Steven Simpson’s Blog
Please check every Monday for my most recent blog posting. Most entries will be about nature or other environmental topics, but occasionally I will write about writing, family, travel, or the Driftless Region.
- Last week my sister-in-law in Thailand told me her gardener returned to his hometown for the Thai New Year and never came back. She says that this happens to her on a regular basis. She pays well by Thai standards and also gives her worker a free place to live. About every three years, after her worker has saved enough money to get by without working for a couple of years, he quits and goes into retirement until the money runs out.
- A day later I am reading a passage from Tiziano Terzani’s A Fortune-Teller Told Me: Earthbound Travels in the Far East.
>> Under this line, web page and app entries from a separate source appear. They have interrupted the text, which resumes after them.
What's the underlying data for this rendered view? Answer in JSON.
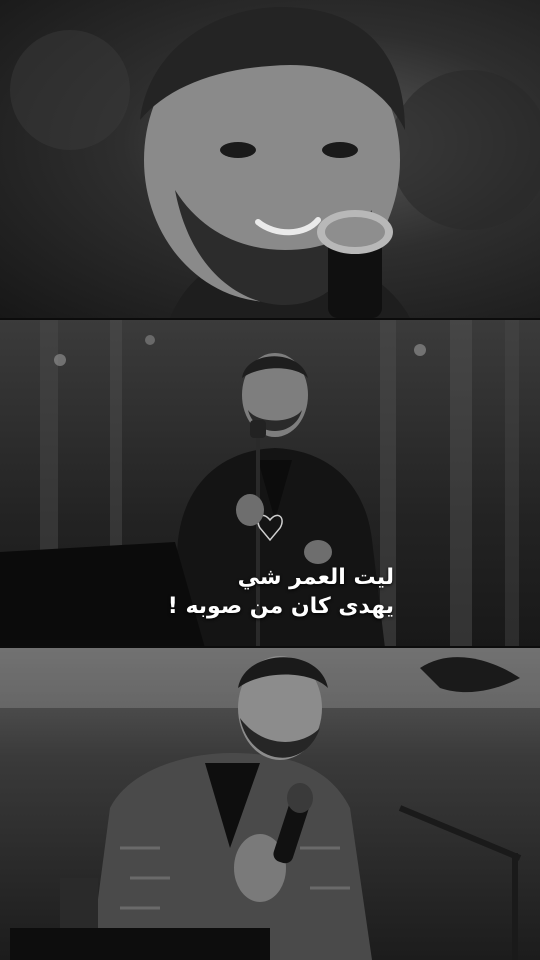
{
  "caption": {
    "line1": "ليت العمر شي",
    "line2": "يهدى كان من صوبه !"
  },
  "colors": {
    "text": "#ffffff",
    "tone": "grayscale"
  }
}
The events in the book take place in 1993, the year Terzani travels Asia by land because a Hong Kong fortune teller tells him not to board a plane (and to Terzani’s own surprise, he heeds the advice). While in Indonesia, Terzani laments that the country is developing economically, but that a disproportionate amount of the money is going into the pockets of Chinese expatriates, not local residents. He speculates that the reason for this is that the average Indonesian wants only to have enough, whereas many Chinese entrepreneurs emigrate to Indonesia specifically to get rich. Terzani summarizes his point with an analogy of two fisherman in the same village, one Indonesian and one Chinese. The Indonesian fishermen has a good day on the water, so after bringing in his catch, he celebrates by putting his feet up. The Chinese fisherman also had a good day, so right after he brings in his catch, he heads back out to sea to catch more fish.
- This morning on CNN on-line I read an article about Ma Yun (English name Jack Ma), one of the richest men in China. He was being criticized for embracing the Chinese work practice known as 996. Nine-nine-six refers to working from 9am to 9pm six days a week. Ma was not advocating ridiculously long work hours for everyone, but was pointing out that great accomplishments do not come from working a standard workweek. He was quoted as saying, “I personally think that 996 is a huge blessing. How do you achieve the success you want without paying extra effort and time?”
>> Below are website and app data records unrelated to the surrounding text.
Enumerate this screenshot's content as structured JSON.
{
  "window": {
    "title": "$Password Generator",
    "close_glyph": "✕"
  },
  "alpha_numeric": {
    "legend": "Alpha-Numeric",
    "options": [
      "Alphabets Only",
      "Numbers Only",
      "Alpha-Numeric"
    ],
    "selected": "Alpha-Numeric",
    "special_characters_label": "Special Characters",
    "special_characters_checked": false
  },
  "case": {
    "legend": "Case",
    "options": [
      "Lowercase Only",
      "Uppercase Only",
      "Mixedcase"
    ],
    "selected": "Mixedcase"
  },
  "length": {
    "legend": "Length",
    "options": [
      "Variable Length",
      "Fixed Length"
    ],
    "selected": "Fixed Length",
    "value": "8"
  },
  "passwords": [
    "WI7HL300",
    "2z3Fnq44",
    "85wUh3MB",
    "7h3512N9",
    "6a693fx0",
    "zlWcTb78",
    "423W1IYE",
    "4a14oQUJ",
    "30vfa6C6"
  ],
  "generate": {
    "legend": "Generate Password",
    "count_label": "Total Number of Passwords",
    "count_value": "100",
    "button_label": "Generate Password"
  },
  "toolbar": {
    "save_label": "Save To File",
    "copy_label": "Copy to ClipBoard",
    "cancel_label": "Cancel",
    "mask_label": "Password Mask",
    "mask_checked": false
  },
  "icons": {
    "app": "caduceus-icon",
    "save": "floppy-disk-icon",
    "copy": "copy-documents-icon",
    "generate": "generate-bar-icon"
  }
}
I wish that, during my working years, I’d been more like the Thai gardener and the hypothetical Indonesian fisherman. Ironically, had I spent less time at work, I would have done more gardening and more fishing.
The recent college admission scandal has generated some excellent discussion, but it ignores the situation of most young adults. I am referring to the kids Hasan Minhaj on Patriot Act described as people who, rather than suing Harvard when they don’t get in, just get on with life.
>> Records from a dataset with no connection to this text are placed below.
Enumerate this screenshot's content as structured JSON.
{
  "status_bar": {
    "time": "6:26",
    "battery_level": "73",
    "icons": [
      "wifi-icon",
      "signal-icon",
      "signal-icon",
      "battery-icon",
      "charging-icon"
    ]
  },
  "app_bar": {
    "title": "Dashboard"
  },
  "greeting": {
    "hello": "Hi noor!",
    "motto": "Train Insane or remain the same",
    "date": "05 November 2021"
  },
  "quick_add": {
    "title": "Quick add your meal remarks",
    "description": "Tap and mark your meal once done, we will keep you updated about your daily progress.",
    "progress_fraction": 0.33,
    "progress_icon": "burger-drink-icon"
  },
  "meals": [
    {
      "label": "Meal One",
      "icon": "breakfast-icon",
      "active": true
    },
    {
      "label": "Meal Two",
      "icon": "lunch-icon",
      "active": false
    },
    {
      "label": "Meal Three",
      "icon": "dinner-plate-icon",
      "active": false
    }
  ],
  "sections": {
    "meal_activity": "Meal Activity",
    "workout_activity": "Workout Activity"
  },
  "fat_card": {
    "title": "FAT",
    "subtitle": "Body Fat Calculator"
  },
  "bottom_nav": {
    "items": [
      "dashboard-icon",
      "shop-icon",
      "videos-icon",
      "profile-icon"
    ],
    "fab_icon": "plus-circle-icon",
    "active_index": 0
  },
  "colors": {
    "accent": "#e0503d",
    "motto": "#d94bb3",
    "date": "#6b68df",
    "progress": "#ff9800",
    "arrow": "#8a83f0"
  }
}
The biggest misconception that surfaces when we focus on the students obsessed with prestigious colleges is that all college-bound kids plan their lives around padding their college admission packages. In my experience as a professor at a state university and as a father whose daughter attended public schools, I encounter kids who do the opposite. They, in fact, do exactly what New York Times editorial writer Frank Bruni suggests. These young people seek extracurricular activities that satisfy them intrinsically. They want to build their resumes, but they do so by racking up the experiences they want to do, not by doing what was recommended to them by a private consultant hired by their parents. Let me give you two concrete examples.
- I called a student into my office and told him that he misunderstood the directions to a particular written assignment. I gave him a ‘C’ on his paper, but offered him the weekend to rewrite it for a better grade. He replied, “I appreciate the chance, but I’ll take the ‘C.’ I’m in charge of a big event this weekend at the Boys and Girls Club. I’m just a volunteer, but they are depending on me.”
- Some of my students, upon graduation, land jobs as wilderness trip leaders or environmental educators. When they return to campus to tell me what they are up to, none are able to keep a smile off their faces. These idealistic kids are earning minimum wage and living the dream.
I do not worry whether elite schools might be producing immoral autotrons. If not for the fact that prestigious schools produce a disproportional number of senators, CEOs, and US presidents, it would be a tempest in a teapot. The majority of young adults at the majority of institutions of high learning have their priorities straight.